Page and application data records:
»»
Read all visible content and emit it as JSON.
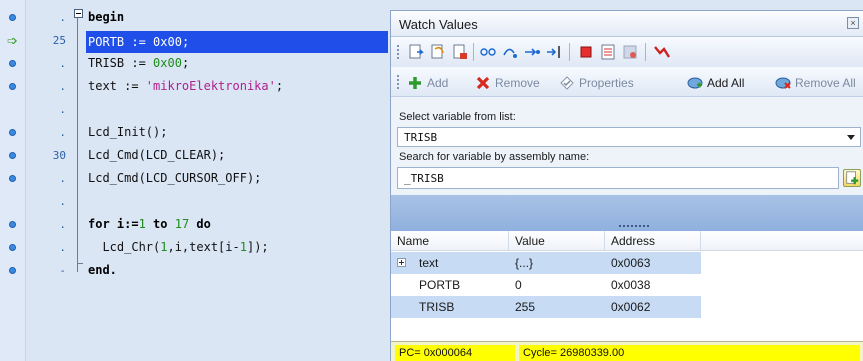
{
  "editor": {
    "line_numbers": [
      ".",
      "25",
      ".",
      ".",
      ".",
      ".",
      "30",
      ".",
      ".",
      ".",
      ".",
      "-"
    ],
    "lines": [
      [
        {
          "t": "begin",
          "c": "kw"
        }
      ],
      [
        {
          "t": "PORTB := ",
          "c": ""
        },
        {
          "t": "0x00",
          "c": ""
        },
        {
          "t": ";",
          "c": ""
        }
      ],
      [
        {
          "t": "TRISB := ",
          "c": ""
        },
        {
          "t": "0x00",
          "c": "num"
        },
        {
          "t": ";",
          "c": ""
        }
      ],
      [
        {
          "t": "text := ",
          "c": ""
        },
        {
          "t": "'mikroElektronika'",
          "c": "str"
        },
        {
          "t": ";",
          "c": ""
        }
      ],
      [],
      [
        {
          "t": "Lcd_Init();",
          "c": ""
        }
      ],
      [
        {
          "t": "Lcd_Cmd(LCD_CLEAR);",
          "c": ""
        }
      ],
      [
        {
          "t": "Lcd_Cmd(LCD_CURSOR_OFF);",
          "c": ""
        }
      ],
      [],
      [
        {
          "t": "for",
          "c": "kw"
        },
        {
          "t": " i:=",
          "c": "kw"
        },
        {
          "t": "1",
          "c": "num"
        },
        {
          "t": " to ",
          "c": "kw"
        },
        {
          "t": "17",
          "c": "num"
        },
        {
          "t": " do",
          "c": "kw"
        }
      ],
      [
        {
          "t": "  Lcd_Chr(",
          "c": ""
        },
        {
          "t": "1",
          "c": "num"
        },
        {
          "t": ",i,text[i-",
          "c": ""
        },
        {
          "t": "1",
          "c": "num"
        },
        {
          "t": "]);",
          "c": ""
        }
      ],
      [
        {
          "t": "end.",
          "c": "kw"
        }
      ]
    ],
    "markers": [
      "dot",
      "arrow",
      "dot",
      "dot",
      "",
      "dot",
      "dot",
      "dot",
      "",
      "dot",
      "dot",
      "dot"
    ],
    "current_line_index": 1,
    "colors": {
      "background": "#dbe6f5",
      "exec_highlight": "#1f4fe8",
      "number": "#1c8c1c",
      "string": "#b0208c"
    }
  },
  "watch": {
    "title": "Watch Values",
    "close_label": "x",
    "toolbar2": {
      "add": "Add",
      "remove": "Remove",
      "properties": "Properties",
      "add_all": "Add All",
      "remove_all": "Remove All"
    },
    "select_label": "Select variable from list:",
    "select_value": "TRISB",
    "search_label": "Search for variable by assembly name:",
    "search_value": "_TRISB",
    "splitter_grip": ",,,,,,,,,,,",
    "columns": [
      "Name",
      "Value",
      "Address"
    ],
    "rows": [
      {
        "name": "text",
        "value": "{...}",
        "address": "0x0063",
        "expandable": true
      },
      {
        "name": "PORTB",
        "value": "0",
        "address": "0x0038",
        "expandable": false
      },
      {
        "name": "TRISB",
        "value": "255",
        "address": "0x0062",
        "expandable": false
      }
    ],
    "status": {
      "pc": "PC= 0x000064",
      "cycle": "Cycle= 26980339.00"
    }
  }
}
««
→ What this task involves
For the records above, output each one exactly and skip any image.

→ Exercise output
Read all visible content and emit it as JSON.
{
  "editor": {
    "line_numbers": [
      ".",
      "25",
      ".",
      ".",
      ".",
      ".",
      "30",
      ".",
      ".",
      ".",
      ".",
      "-"
    ],
    "lines": [
      [
        {
          "t": "begin",
          "c": "kw"
        }
      ],
      [
        {
          "t": "PORTB := ",
          "c": ""
        },
        {
          "t": "0x00",
          "c": ""
        },
        {
          "t": ";",
          "c": ""
        }
      ],
      [
        {
          "t": "TRISB := ",
          "c": ""
        },
        {
          "t": "0x00",
          "c": "num"
        },
        {
          "t": ";",
          "c": ""
        }
      ],
      [
        {
          "t": "text := ",
          "c": ""
        },
        {
          "t": "'mikroElektronika'",
          "c": "str"
        },
        {
          "t": ";",
          "c": ""
        }
      ],
      [],
      [
        {
          "t": "Lcd_Init();",
          "c": ""
        }
      ],
      [
        {
          "t": "Lcd_Cmd(LCD_CLEAR);",
          "c": ""
        }
      ],
      [
        {
          "t": "Lcd_Cmd(LCD_CURSOR_OFF);",
          "c": ""
        }
      ],
      [],
      [
        {
          "t": "for",
          "c": "kw"
        },
        {
          "t": " i:=",
          "c": "kw"
        },
        {
          "t": "1",
          "c": "num"
        },
        {
          "t": " to ",
          "c": "kw"
        },
        {
          "t": "17",
          "c": "num"
        },
        {
          "t": " do",
          "c": "kw"
        }
      ],
      [
        {
          "t": "  Lcd_Chr(",
          "c": ""
        },
        {
          "t": "1",
          "c": "num"
        },
        {
          "t": ",i,text[i-",
          "c": ""
        },
        {
          "t": "1",
          "c": "num"
        },
        {
          "t": "]);",
          "c": ""
        }
      ],
      [
        {
          "t": "end.",
          "c": "kw"
        }
      ]
    ],
    "markers": [
      "dot",
      "arrow",
      "dot",
      "dot",
      "",
      "dot",
      "dot",
      "dot",
      "",
      "dot",
      "dot",
      "dot"
    ],
    "current_line_index": 1,
    "colors": {
      "background": "#dbe6f5",
      "exec_highlight": "#1f4fe8",
      "number": "#1c8c1c",
      "string": "#b0208c"
    }
  },
  "watch": {
    "title": "Watch Values",
    "close_label": "x",
    "toolbar2": {
      "add": "Add",
      "remove": "Remove",
      "properties": "Properties",
      "add_all": "Add All",
      "remove_all": "Remove All"
    },
    "select_label": "Select variable from list:",
    "select_value": "TRISB",
    "search_label": "Search for variable by assembly name:",
    "search_value": "_TRISB",
    "splitter_grip": ",,,,,,,,,,,",
    "columns": [
      "Name",
      "Value",
      "Address"
    ],
    "rows": [
      {
        "name": "text",
        "value": "{...}",
        "address": "0x0063",
        "expandable": true
      },
      {
        "name": "PORTB",
        "value": "0",
        "address": "0x0038",
        "expandable": false
      },
      {
        "name": "TRISB",
        "value": "255",
        "address": "0x0062",
        "expandable": false
      }
    ],
    "status": {
      "pc": "PC= 0x000064",
      "cycle": "Cycle= 26980339.00"
    }
  }
}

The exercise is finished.